In the recent “200 year event” flooding in Rhode Island, hundreds if not thousands of cars were submerged in flood waters. Can those cars be salvaged? Probably not, according to experts. The National Insurance Crime Bureau (NICB) defines a flooded vehicle as one that has been completely or partially submerged in water to the extent that its body, engine, transmission or other mechanical component parts have been damaged.
According to Ronny Pucino, a body shop owner in Rhode Island, there are three main elements in a car that are affected by flooding: the upholstery, the engine and the electronics. The extent of any damage depends largely on the level of water that the car experienced. Cars that have had wheel-top level damage may be able to be salvaged if the owner acted quickly to address the damage. But when water reaches as high as the dashboard, it is more likely that the engine and the electronics have been compromised and the car will be unsalvageable.
Being alert for flood-damaged cars should be of concern to all used car buyers, regardless of geography. Often, damaged cars are professionally refurbished and shipped to other parts of the country to be sold. Experts say that flood-damaged cars end up going to places where consumers won’t be likely to be on alert. Even when cars “clean up nice,” they may well have electrical or engine damage.

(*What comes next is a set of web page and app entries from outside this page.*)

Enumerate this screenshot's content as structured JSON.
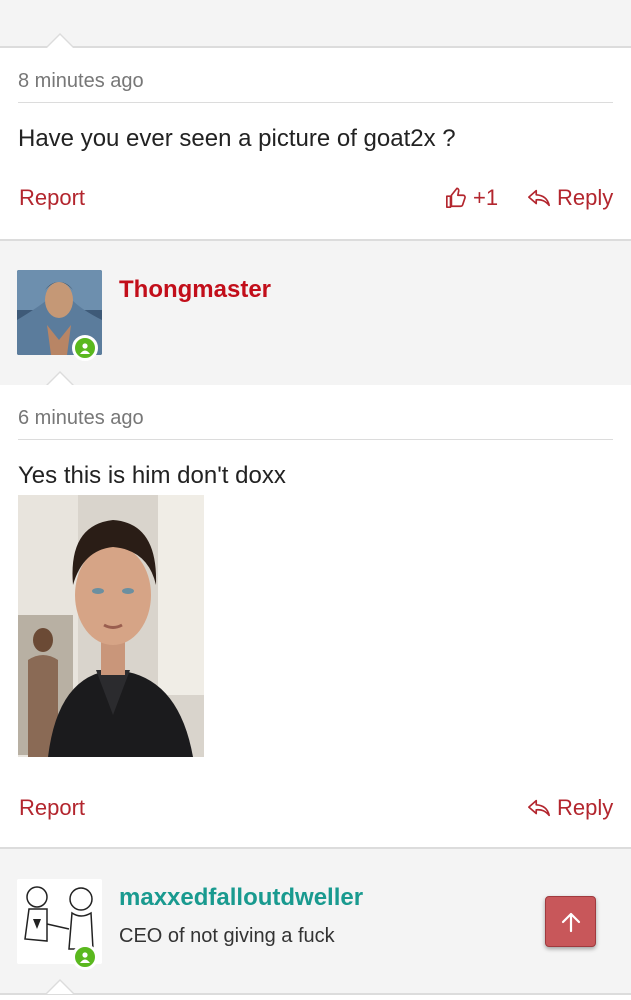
{
  "posts": [
    {
      "timestamp": "8 minutes ago",
      "message": "Have you ever seen a picture of goat2x ?",
      "report_label": "Report",
      "like_count": "+1",
      "reply_label": "Reply"
    },
    {
      "author": "Thongmaster",
      "author_color": "#c20e1a",
      "timestamp": "6 minutes ago",
      "message": "Yes this is him don't doxx",
      "report_label": "Report",
      "reply_label": "Reply"
    }
  ],
  "next_user": {
    "name": "maxxedfalloutdweller",
    "name_color": "#199a8f",
    "title": "CEO of not giving a fuck"
  },
  "icons": {
    "online": "user-online-icon",
    "like": "thumbs-up-icon",
    "reply": "reply-arrow-icon",
    "scroll_top": "arrow-up-icon"
  },
  "colors": {
    "accent": "#b3262e",
    "online": "#5ab81e",
    "scroll_button": "#c8575a"
  }
}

Edmunds.com offers some good tips on how to avoid buying a flood damaged car. They present 6 tell-tale tips, which we’ve summarized, but click on the article for more detail.
1. Get a vehicle history report.
2. Be alert to unusual odors.
3. Look for discolored carpeting.
4. Examine the exterior for water buildup.
5. Inspect the undercarriage.
6. Be suspicious of dirt buildup in unusual areas.
CARFAX offers more excellent tips for detecting and avoiding flood-damaged cars. They also offer vehicle history reports for a fee, which could be a worthwhile investment if you find a car you’re thinking of purchasing.
One other consumer service is the NICB’s VINcheck, a free service provided to the public to assist in determining if a vehicle has been reported as stolen, but not recovered, or has been reported as a salvage vehicle by cooperating NICB members. You must have the Vehicle Identification Number (VIN) to perform a search, and a maximum of five VINCheck searches can be conducted within a 24 hour period.